YOUR contract must include the name of the home improvement finance seller.

Homeowners also should know:

YOUR contract must be signed by the homeowner and contractor.

YOUR contract must include a notice of the right to rescind the contract within 3 business days.

YOUR contract must include the approximate dates the work will begin and end.

YOUR contract must include the amount financed, down payment amount and any difference between those two.

YOUR contract must detail the insurance coverage and benefits (if purchased), official fees, survey and permit charges.

YOUR contract must include the premiums paid for group credit life or other insurance, and should state which party is to procure the insurance (if purchased).
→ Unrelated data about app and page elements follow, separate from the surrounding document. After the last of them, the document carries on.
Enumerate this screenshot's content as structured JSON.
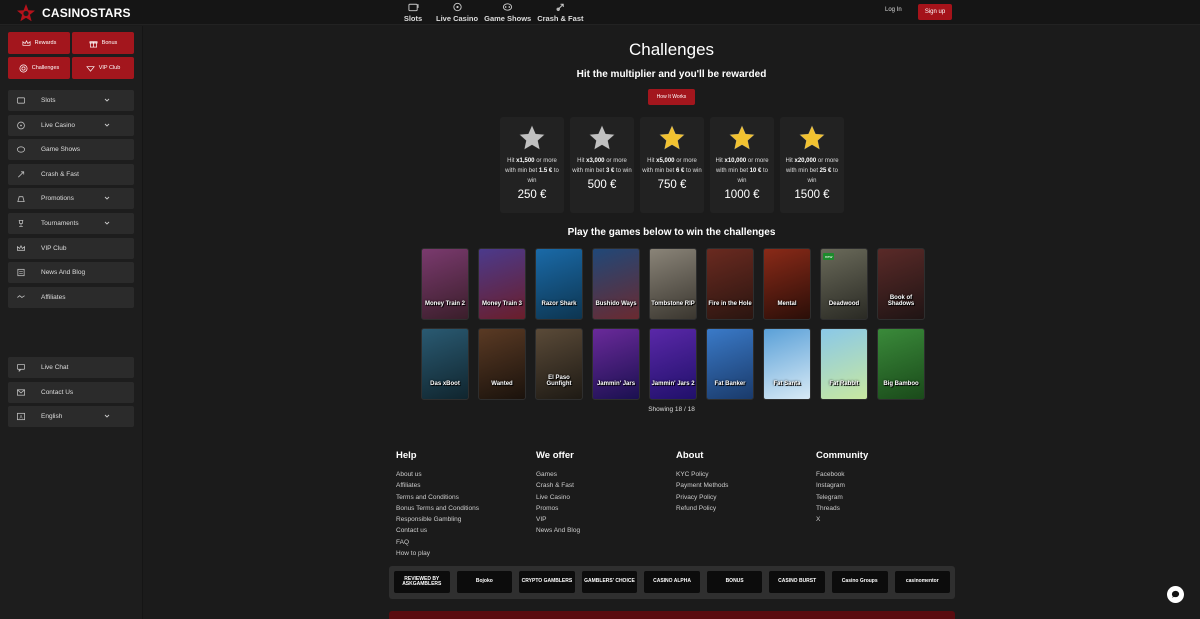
{
  "brand": {
    "name": "CASINOSTARS",
    "accent": "#a3161d"
  },
  "topnav": [
    {
      "label": "Slots",
      "icon": "slot-machine-icon"
    },
    {
      "label": "Live Casino",
      "icon": "roulette-icon"
    },
    {
      "label": "Game Shows",
      "icon": "game-show-icon"
    },
    {
      "label": "Crash & Fast",
      "icon": "rocket-icon"
    }
  ],
  "auth": {
    "login": "Log In",
    "signup": "Sign up"
  },
  "quick": [
    {
      "label": "Rewards",
      "icon": "crown-icon"
    },
    {
      "label": "Bonus",
      "icon": "gift-icon"
    },
    {
      "label": "Challenges",
      "icon": "target-icon"
    },
    {
      "label": "VIP Club",
      "icon": "vip-icon"
    }
  ],
  "menu": [
    {
      "label": "Slots",
      "icon": "slot-machine-icon",
      "chevron": true
    },
    {
      "label": "Live Casino",
      "icon": "roulette-icon",
      "chevron": true
    },
    {
      "label": "Game Shows",
      "icon": "game-show-icon",
      "chevron": false
    },
    {
      "label": "Crash & Fast",
      "icon": "rocket-icon",
      "chevron": false
    },
    {
      "label": "Promotions",
      "icon": "money-bag-icon",
      "chevron": true
    },
    {
      "label": "Tournaments",
      "icon": "trophy-icon",
      "chevron": true
    },
    {
      "label": "VIP Club",
      "icon": "crown-icon",
      "chevron": false
    },
    {
      "label": "News And Blog",
      "icon": "news-icon",
      "chevron": false
    },
    {
      "label": "Affiliates",
      "icon": "handshake-icon",
      "chevron": false
    }
  ],
  "menu2": [
    {
      "label": "Live Chat",
      "icon": "chat-icon",
      "chevron": false
    },
    {
      "label": "Contact Us",
      "icon": "mail-icon",
      "chevron": false
    },
    {
      "label": "English",
      "icon": "language-icon",
      "chevron": true
    }
  ],
  "page": {
    "title": "Challenges",
    "subtitle": "Hit the multiplier and you'll be rewarded",
    "how_button": "How It Works",
    "games_title": "Play the games below to win the challenges",
    "showing": "Showing 18 / 18"
  },
  "challenges": [
    {
      "star": "#c0c0c0",
      "mult": "x1,500",
      "bet": "1.5 €",
      "prize": "250 €"
    },
    {
      "star": "#c0c0c0",
      "mult": "x3,000",
      "bet": "3 €",
      "prize": "500 €"
    },
    {
      "star": "#f2c230",
      "mult": "x5,000",
      "bet": "6 €",
      "prize": "750 €"
    },
    {
      "star": "#f2c230",
      "mult": "x10,000",
      "bet": "10 €",
      "prize": "1000 €"
    },
    {
      "star": "#f2c230",
      "mult": "x20,000",
      "bet": "25 €",
      "prize": "1500 €"
    }
  ],
  "challenge_text": {
    "hit": "Hit",
    "more": "or more with min bet",
    "towin": "to win"
  },
  "games": [
    {
      "title": "Money Train 2",
      "c1": "#7a3a6e",
      "c2": "#3a1e2a"
    },
    {
      "title": "Money Train 3",
      "c1": "#4b3a8c",
      "c2": "#6a1e2a"
    },
    {
      "title": "Razor Shark",
      "c1": "#1a6aa8",
      "c2": "#0d3550"
    },
    {
      "title": "Bushido Ways",
      "c1": "#204878",
      "c2": "#6a2a30"
    },
    {
      "title": "Tombstone RIP",
      "c1": "#8a8478",
      "c2": "#3a362f"
    },
    {
      "title": "Fire in the Hole",
      "c1": "#6a2a20",
      "c2": "#2a1510"
    },
    {
      "title": "Mental",
      "c1": "#8a2a18",
      "c2": "#2a0e08"
    },
    {
      "title": "Deadwood",
      "c1": "#6a6a5a",
      "c2": "#2a2a24",
      "badge": "new"
    },
    {
      "title": "Book of Shadows",
      "c1": "#5a2a28",
      "c2": "#1f1414"
    },
    {
      "title": "Das xBoot",
      "c1": "#2a5a72",
      "c2": "#10252e"
    },
    {
      "title": "Wanted",
      "c1": "#5a3a24",
      "c2": "#1a120c"
    },
    {
      "title": "El Paso Gunfight",
      "c1": "#5a4a38",
      "c2": "#1e1a14"
    },
    {
      "title": "Jammin' Jars",
      "c1": "#6a2a9a",
      "c2": "#1a1050"
    },
    {
      "title": "Jammin' Jars 2",
      "c1": "#5a28a8",
      "c2": "#20106a"
    },
    {
      "title": "Fat Banker",
      "c1": "#3a7ac8",
      "c2": "#1a3a6a"
    },
    {
      "title": "Fat Santa",
      "c1": "#5aa0d8",
      "c2": "#d8eaf5"
    },
    {
      "title": "Fat Rabbit",
      "c1": "#8ac8e8",
      "c2": "#c8e8a0"
    },
    {
      "title": "Big Bamboo",
      "c1": "#3a8a3a",
      "c2": "#1a4a1a"
    }
  ],
  "footer": [
    {
      "heading": "Help",
      "links": [
        "About us",
        "Affiliates",
        "Terms and Conditions",
        "Bonus Terms and Conditions",
        "Responsible Gambling",
        "Contact us",
        "FAQ",
        "How to play"
      ]
    },
    {
      "heading": "We offer",
      "links": [
        "Games",
        "Crash & Fast",
        "Live Casino",
        "Promos",
        "VIP",
        "News And Blog"
      ]
    },
    {
      "heading": "About",
      "links": [
        "KYC Policy",
        "Payment Methods",
        "Privacy Policy",
        "Refund Policy"
      ]
    },
    {
      "heading": "Community",
      "links": [
        "Facebook",
        "Instagram",
        "Telegram",
        "Threads",
        "X"
      ]
    }
  ],
  "partners": [
    "REVIEWED BY ASKGAMBLERS",
    "Bojoko",
    "CRYPTO GAMBLERS",
    "GAMBLERS' CHOICE",
    "CASINO ALPHA",
    "BONUS",
    "CASINO BURST",
    "Casino Groups",
    "casinomentor"
  ]
}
YOUR contract should not have a provision for a power of attorney.

Upon completion of the repairs, the homeowner and contractor must sign a certificate stating all work has been completed.  CAUTION:  Do not sign a certificate unless all work has been performed.  Ask your contractor to furnish a release of liens against the property.  Keep a copy of the completion certificate and lien release to protect your rights.

Depending on the length and terms of your home improvement contract, finance charges can be as high as 22% APR.  You may want to contact FEMA’s disaster assistance program at 1-800-621-3362 for lower interest rates.

For more information on how to protect your hard-earned dollars, log on to  Consumers can also contact the Florida Department of Financial Services' helpline toll-free at 1-800-342-2762.

Consumer Services HelpLine